by Ryan Zickgraf published in Jacobin
Read original on Jacobin's website
In his review of the video game "Cyberpunk 2077," ...Show description
Posted 563 days ago
Posted 760 days ago
I very much agree with Zickgraf's argument that Cyberpunk has been reduced to "a cool retro aesthetic." It absolutely is and can no longer nearly as impactful as it could have been because it is part of the grim side of mainstream media (people like murder shows, violent fantasy sagas, etc.).
But I also have to say that I don't think Cyberpunk was really ever not a cool aesthetic except in its very very early days.
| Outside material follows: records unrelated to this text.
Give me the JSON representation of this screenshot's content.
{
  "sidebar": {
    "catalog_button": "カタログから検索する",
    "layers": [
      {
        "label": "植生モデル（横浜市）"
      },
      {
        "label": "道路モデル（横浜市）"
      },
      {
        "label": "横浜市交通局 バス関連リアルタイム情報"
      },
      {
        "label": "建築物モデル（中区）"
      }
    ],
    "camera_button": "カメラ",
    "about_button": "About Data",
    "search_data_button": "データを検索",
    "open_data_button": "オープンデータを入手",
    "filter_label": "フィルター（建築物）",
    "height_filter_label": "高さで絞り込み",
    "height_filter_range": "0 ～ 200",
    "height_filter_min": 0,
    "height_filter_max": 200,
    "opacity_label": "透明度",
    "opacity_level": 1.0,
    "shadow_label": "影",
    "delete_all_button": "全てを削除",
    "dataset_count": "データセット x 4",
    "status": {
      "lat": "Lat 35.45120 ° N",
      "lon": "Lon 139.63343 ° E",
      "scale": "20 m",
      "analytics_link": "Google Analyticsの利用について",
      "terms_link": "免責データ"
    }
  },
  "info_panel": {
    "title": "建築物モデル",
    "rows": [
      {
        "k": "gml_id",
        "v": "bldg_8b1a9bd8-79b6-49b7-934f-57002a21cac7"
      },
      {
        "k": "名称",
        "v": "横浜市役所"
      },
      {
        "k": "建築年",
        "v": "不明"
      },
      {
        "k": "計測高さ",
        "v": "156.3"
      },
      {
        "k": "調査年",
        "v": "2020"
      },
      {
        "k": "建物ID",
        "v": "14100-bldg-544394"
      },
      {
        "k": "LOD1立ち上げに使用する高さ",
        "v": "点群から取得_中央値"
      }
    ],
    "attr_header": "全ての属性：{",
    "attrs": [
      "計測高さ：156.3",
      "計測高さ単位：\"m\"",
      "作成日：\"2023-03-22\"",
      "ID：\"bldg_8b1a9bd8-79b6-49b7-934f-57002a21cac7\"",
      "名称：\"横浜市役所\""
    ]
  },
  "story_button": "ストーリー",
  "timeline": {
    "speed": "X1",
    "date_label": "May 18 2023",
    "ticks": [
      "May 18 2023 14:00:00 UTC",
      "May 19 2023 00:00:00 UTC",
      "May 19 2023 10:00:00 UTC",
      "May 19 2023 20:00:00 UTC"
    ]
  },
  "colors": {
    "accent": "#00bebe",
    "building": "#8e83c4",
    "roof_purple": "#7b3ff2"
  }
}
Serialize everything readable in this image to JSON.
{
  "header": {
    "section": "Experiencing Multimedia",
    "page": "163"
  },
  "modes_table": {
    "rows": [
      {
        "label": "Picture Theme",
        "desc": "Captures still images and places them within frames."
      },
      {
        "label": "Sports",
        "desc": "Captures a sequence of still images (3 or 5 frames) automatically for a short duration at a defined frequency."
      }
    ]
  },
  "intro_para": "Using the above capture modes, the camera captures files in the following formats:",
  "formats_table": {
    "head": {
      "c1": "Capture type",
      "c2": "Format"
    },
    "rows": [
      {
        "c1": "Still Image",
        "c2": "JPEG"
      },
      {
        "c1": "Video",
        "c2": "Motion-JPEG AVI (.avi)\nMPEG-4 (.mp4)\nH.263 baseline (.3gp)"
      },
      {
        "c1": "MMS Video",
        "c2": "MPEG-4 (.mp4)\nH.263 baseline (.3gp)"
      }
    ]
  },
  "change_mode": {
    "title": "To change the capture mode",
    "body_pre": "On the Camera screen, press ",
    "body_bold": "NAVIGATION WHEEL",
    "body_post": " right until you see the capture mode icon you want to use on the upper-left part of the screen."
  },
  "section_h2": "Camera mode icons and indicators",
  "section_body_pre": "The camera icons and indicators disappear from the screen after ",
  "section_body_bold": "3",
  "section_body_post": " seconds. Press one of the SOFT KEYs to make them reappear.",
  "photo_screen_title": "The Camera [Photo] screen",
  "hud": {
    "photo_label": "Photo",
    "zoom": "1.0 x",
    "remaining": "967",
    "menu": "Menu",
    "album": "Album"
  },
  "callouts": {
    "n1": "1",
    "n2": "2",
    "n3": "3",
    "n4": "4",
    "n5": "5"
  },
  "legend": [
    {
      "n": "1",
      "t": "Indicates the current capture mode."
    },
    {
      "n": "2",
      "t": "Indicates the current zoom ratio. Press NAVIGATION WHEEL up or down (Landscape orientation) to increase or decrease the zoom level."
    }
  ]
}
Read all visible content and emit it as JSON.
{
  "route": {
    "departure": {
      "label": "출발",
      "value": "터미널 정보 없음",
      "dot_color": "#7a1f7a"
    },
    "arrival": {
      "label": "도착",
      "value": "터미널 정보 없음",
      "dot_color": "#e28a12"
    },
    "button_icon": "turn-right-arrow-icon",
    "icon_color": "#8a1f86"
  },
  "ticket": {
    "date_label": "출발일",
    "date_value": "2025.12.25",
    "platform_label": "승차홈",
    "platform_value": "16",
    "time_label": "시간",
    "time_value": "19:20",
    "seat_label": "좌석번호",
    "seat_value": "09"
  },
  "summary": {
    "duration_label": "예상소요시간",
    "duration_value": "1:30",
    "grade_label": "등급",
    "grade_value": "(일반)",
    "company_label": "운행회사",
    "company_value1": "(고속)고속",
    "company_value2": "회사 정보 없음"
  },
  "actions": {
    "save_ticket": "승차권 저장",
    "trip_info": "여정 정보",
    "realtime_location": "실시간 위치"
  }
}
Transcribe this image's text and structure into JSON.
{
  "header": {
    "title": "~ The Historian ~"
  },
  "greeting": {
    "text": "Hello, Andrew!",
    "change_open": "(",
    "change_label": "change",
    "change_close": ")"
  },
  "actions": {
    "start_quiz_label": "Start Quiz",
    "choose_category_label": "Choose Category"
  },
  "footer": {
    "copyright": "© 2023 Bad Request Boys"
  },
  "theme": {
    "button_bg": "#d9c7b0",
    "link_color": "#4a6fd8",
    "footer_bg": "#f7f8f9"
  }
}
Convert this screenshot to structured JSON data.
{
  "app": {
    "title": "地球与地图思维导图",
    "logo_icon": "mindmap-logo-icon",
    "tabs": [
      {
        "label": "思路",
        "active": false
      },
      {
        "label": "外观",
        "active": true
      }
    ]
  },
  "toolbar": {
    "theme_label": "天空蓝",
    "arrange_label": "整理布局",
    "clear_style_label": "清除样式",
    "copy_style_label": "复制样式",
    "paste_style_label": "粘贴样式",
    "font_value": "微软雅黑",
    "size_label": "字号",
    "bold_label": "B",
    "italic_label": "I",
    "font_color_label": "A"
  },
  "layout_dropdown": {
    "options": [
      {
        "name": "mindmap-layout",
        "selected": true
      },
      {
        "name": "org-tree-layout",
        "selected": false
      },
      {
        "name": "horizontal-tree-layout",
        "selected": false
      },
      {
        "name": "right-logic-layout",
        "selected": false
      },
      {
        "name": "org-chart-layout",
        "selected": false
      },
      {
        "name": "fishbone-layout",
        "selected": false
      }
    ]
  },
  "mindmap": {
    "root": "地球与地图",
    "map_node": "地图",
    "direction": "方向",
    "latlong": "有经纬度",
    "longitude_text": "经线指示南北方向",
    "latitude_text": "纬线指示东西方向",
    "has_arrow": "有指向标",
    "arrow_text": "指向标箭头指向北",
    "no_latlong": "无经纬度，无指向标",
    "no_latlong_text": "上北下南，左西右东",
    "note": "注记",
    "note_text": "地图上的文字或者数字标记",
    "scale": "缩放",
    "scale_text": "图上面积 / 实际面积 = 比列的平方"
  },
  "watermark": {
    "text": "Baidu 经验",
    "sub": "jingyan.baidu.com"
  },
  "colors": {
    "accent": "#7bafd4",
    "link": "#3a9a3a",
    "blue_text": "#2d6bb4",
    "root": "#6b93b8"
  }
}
Sci-fi books were churned out in templates to print serially in magazines or sell to young kids or adults. We shouldn't ever pretend that the genre was ever some avant-garde philosophy. It has always been intrenched in "technology" and making money, lots of money. I'd argue that only some of the early Sci-Fi writers, Arthur C. Clarke or H.G. Wells are some of the only ones that were in it for the revolutionary appeal. Alot of their predecessors were there to make some cash. Especially in books essentially written for Hollywood today.
Also, saying that Cyberpunk is inherintky anti-capitalist is wrong. It's anti-authoritarian more than anything. Of course there is anti-capitalism, but there is tons of anti-communism and anti-socialism as well. Most of these writers saw any form of central government as dangerous with futuristic technology. The genre is way too broad to label "anti-capitalist."